- **Task**:
When a line of the records contains "percent", copy it.

- **Dataset records**:

※

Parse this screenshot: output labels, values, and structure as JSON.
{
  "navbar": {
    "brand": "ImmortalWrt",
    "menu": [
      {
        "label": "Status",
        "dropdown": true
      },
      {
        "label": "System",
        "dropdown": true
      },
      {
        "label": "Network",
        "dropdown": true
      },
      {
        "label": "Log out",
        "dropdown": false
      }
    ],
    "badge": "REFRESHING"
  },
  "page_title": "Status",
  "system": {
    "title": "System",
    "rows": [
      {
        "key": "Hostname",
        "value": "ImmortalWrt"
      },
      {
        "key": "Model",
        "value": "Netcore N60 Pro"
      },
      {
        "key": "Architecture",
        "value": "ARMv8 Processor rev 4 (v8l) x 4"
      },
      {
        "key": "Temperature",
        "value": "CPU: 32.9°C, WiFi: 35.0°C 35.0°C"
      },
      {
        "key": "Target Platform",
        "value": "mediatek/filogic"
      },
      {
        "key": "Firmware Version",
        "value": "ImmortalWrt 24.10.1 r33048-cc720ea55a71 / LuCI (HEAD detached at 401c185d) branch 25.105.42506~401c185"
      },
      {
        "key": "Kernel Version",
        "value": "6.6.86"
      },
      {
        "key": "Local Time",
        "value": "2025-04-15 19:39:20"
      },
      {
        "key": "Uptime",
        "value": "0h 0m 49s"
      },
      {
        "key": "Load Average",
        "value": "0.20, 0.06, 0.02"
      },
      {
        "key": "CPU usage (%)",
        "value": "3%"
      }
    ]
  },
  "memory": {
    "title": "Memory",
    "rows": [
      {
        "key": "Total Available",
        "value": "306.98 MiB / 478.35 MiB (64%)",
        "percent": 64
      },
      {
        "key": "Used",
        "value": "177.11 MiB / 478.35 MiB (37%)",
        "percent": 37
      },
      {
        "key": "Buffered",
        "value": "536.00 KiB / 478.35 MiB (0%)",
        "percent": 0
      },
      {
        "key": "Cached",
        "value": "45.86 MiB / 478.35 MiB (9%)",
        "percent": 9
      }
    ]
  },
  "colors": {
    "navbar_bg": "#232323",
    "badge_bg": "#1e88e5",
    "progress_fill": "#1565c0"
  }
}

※

- **Exercise result**:
        "percent": 64
        "percent": 37
        "percent": 0
        "percent": 9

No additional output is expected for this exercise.